Have a farm stay in quaint cottages with glorious gardens and head back to the colonial days.
The Archer Family has owned and run Brickendon for almost 180 years, spanning seven generations.
Visitors to the farm stay in quaint cottages with glorious gardens which reflect early colonial life in Tasmania.
William Archer arrived from England in 1824 and joined his brother at Woolmers until moving to land on the opposite side of the Macquarie River. He began building the farm complex in 1826 with Ticket of Leave tradesmen and assigned convict labour, developing the first area of Brickendon.

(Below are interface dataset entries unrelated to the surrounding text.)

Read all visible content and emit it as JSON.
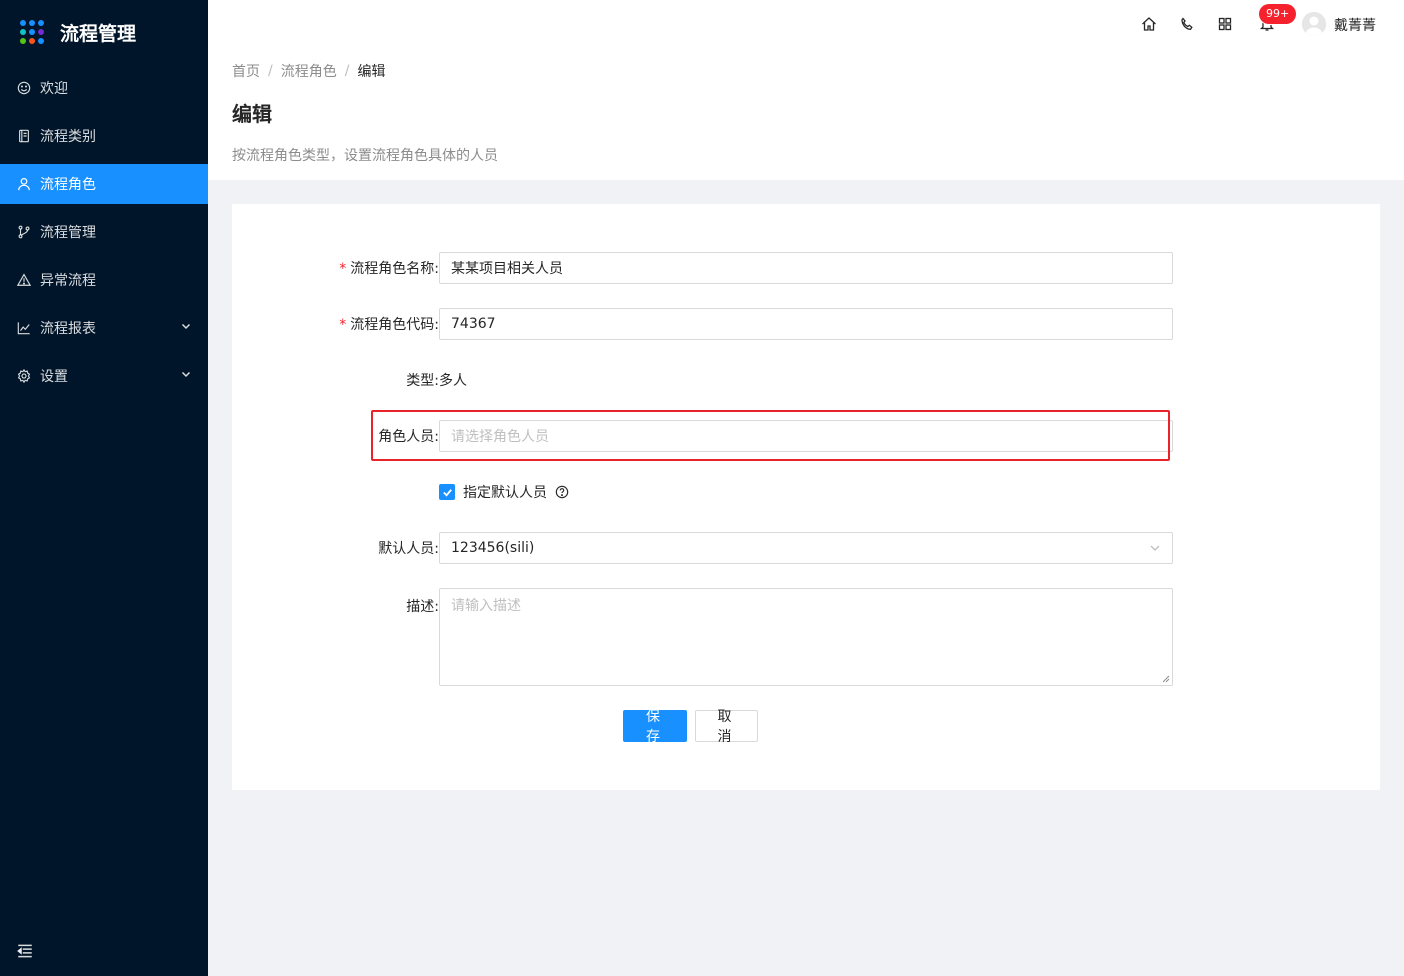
{
  "app": {
    "title": "流程管理"
  },
  "colors": {
    "sidebar_bg": "#001529",
    "primary": "#1890ff",
    "highlight": "#e8242a",
    "badge": "#f5222d"
  },
  "sidebar": {
    "items": [
      {
        "label": "欢迎",
        "icon": "smile-icon",
        "active": false
      },
      {
        "label": "流程类别",
        "icon": "book-icon",
        "active": false
      },
      {
        "label": "流程角色",
        "icon": "user-icon",
        "active": true
      },
      {
        "label": "流程管理",
        "icon": "branch-icon",
        "active": false
      },
      {
        "label": "异常流程",
        "icon": "warning-icon",
        "active": false
      },
      {
        "label": "流程报表",
        "icon": "line-chart-icon",
        "active": false,
        "expandable": true
      },
      {
        "label": "设置",
        "icon": "gear-icon",
        "active": false,
        "expandable": true
      }
    ]
  },
  "header": {
    "icons": [
      "home-icon",
      "phone-icon",
      "apps-icon",
      "bell-icon"
    ],
    "notification_badge": "99+",
    "username": "戴菁菁"
  },
  "breadcrumb": {
    "items": [
      "首页",
      "流程角色",
      "编辑"
    ]
  },
  "page": {
    "title": "编辑",
    "description": "按流程角色类型，设置流程角色具体的人员"
  },
  "form": {
    "role_name": {
      "label": "流程角色名称:",
      "value": "某某项目相关人员",
      "required": true
    },
    "role_code": {
      "label": "流程角色代码:",
      "value": "74367",
      "required": true
    },
    "type": {
      "label": "类型:",
      "value": "多人"
    },
    "role_members": {
      "label": "角色人员:",
      "placeholder": "请选择角色人员"
    },
    "default_checkbox": {
      "label": "指定默认人员",
      "checked": true
    },
    "default_member": {
      "label": "默认人员:",
      "value": "123456(sili)"
    },
    "description": {
      "label": "描述:",
      "placeholder": "请输入描述"
    },
    "save_label": "保存",
    "cancel_label": "取消"
  }
}
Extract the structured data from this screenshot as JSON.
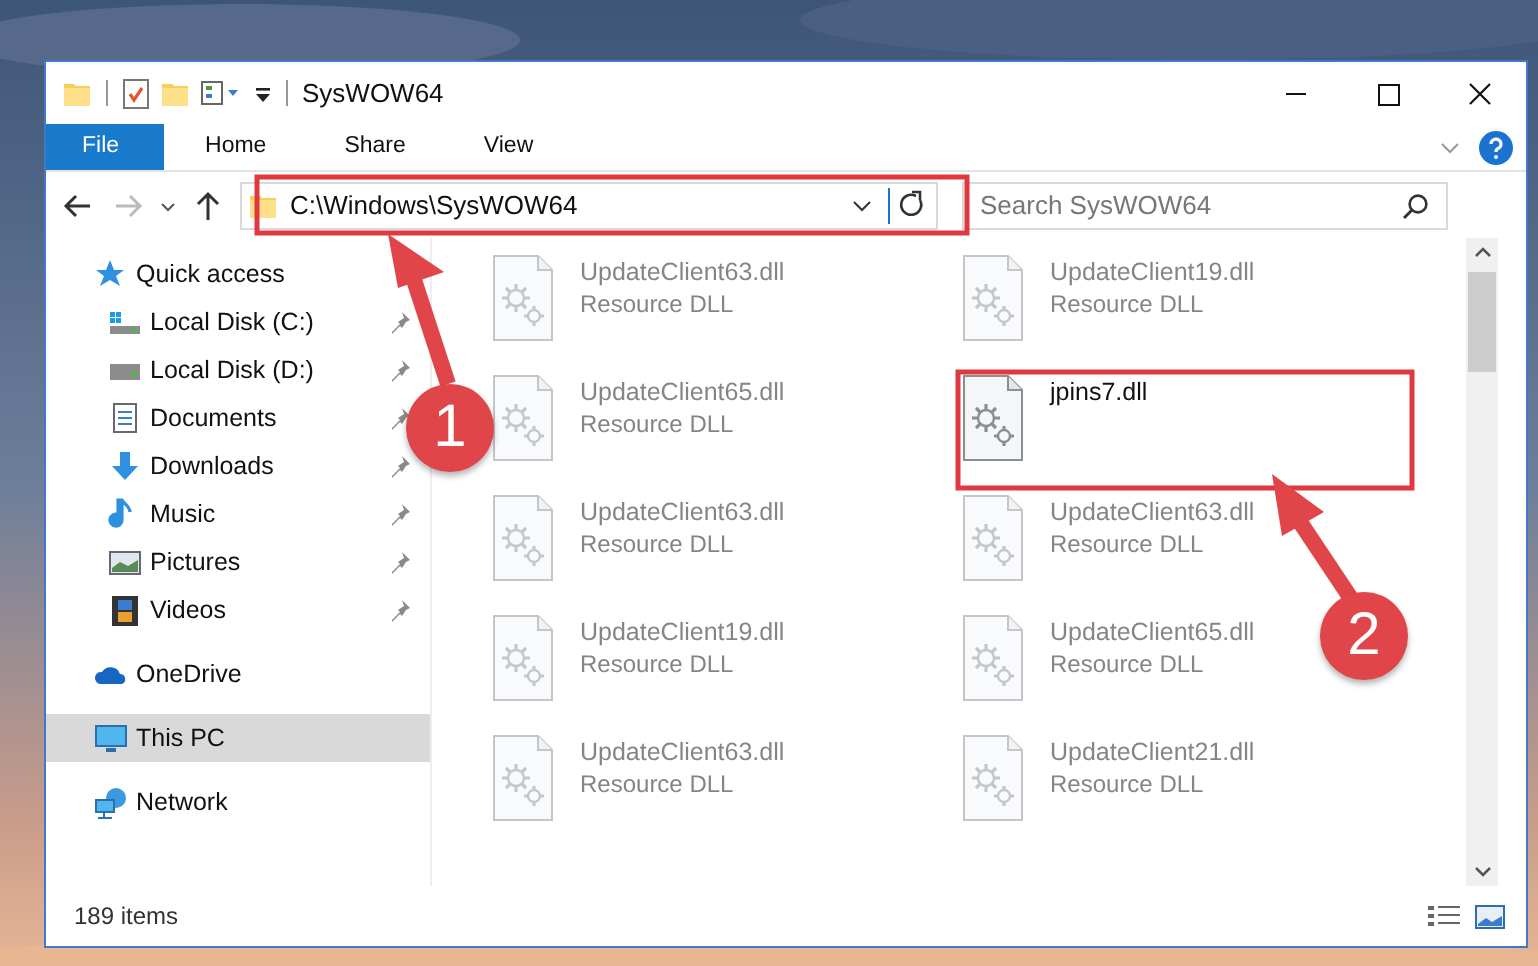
{
  "window": {
    "title": "SysWOW64"
  },
  "ribbon_tabs": [
    {
      "label": "File",
      "selected": true
    },
    {
      "label": "Home",
      "selected": false
    },
    {
      "label": "Share",
      "selected": false
    },
    {
      "label": "View",
      "selected": false
    }
  ],
  "address": {
    "path": "C:\\Windows\\SysWOW64"
  },
  "search": {
    "placeholder": "Search SysWOW64"
  },
  "sidebar": {
    "items": [
      {
        "label": "Quick access",
        "kind": "star",
        "selected": false,
        "children": [
          {
            "label": "Local Disk (C:)",
            "kind": "drive-windows",
            "pinned": true,
            "selected": false
          },
          {
            "label": "Local Disk (D:)",
            "kind": "drive",
            "pinned": true,
            "selected": false
          },
          {
            "label": "Documents",
            "kind": "documents",
            "pinned": true,
            "selected": false
          },
          {
            "label": "Downloads",
            "kind": "downloads",
            "pinned": true,
            "selected": false
          },
          {
            "label": "Music",
            "kind": "music",
            "pinned": true,
            "selected": false
          },
          {
            "label": "Pictures",
            "kind": "pictures",
            "pinned": true,
            "selected": false
          },
          {
            "label": "Videos",
            "kind": "videos",
            "pinned": true,
            "selected": false
          }
        ]
      },
      {
        "label": "OneDrive",
        "kind": "cloud",
        "selected": false
      },
      {
        "label": "This PC",
        "kind": "pc",
        "selected": true
      },
      {
        "label": "Network",
        "kind": "network",
        "selected": false
      }
    ]
  },
  "files": [
    {
      "name": "UpdateClient63.dll",
      "type": "Resource DLL",
      "blurred": true
    },
    {
      "name": "UpdateClient19.dll",
      "type": "Resource DLL",
      "blurred": true
    },
    {
      "name": "UpdateClient65.dll",
      "type": "Resource DLL",
      "blurred": true
    },
    {
      "name": "jpins7.dll",
      "blurred": false
    },
    {
      "name": "UpdateClient63.dll",
      "type": "Resource DLL",
      "blurred": true
    },
    {
      "name": "UpdateClient63.dll",
      "type": "Resource DLL",
      "blurred": true
    },
    {
      "name": "UpdateClient19.dll",
      "type": "Resource DLL",
      "blurred": true
    },
    {
      "name": "UpdateClient65.dll",
      "type": "Resource DLL",
      "blurred": true
    },
    {
      "name": "UpdateClient63.dll",
      "type": "Resource DLL",
      "blurred": true
    },
    {
      "name": "UpdateClient21.dll",
      "type": "Resource DLL",
      "blurred": true
    }
  ],
  "status_bar": {
    "item_count": "189 items"
  },
  "annotations": [
    {
      "label": "1"
    },
    {
      "label": "2"
    }
  ]
}
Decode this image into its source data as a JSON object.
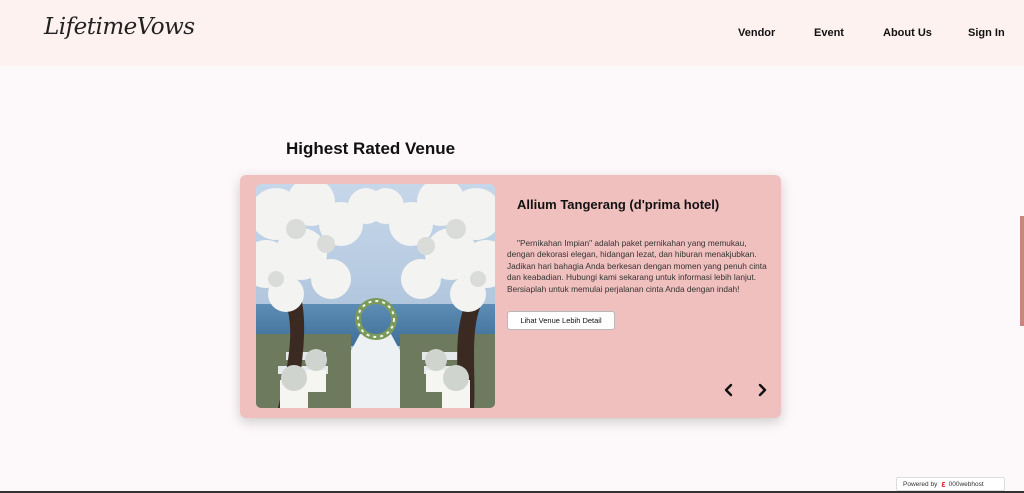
{
  "header": {
    "logo": "LifetimeVows",
    "nav": [
      {
        "label": "Vendor"
      },
      {
        "label": "Event"
      },
      {
        "label": "About Us"
      },
      {
        "label": "Sign In"
      }
    ]
  },
  "section": {
    "title": "Highest Rated Venue"
  },
  "venue": {
    "name": "Allium Tangerang (d'prima hotel)",
    "description": "\"Pernikahan Impian\" adalah paket pernikahan yang memukau, dengan dekorasi elegan, hidangan lezat, dan hiburan menakjubkan. Jadikan hari bahagia Anda berkesan dengan momen yang penuh cinta dan keabadian. Hubungi kami sekarang untuk informasi lebih lanjut. Bersiaplah untuk memulai perjalanan cinta Anda dengan indah!",
    "detail_button": "Lihat Venue Lebih Detail",
    "image_icon": "wedding-venue-photo"
  },
  "carousel": {
    "prev_icon": "chevron-left-icon",
    "next_icon": "chevron-right-icon"
  },
  "footer_badge": {
    "prefix": "Powered by",
    "brand": "000webhost"
  },
  "colors": {
    "header_bg": "#fdf2f0",
    "page_bg": "#fdf8fa",
    "card_bg": "#f0c0bf",
    "accent": "#c98680"
  }
}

The farm is 450ha and grows poppies, grass seeds, barley, wheat, oats, triticale and vegetables. They also run 1500 medium/fine merino sheep which are shorn in June, October, December and February. They also fatten 200 heard of young cattle each year.
The homestead, which houses three generations of Archers, has two wings built around a central courtyard. The large bell was used to announce meal times or warn of danger. It has been hanging there since 1836.
The village is a complex of convict-built buildings in a village setting. There are a couple of cottages, a poultry shed, smokehouse, pillar granary, blacksmith shop and cookhouse, shearing shed, draught horse stables and a delightful Gothic chapel.
There are five cottages at Brickendon. Three are farm cottages overlooking the valley, farm and river. Each is self-contained and they have the whimsical names of Pumpkin, Sweet Corn and Pea and a Pod.
The Coachman's and Gardener's Cottages were built during the 1820s and '30s and are furnished with colonial antiques and Australian memorabilia. Bathrooms have deep baths and shower, plus there are open log fires and a nice touch is a decanter of port and homemade biscuits provided.
Farm animals are a hit with everyone horses and donkeys, pigs, ducks, turkeys, goats, sheep, cattle and chickens are all there and can be fed by visitors.
Other real country things to do are baking dampers, old style games, farm walks, shearing, making pottery and exploring early Colonial architecture.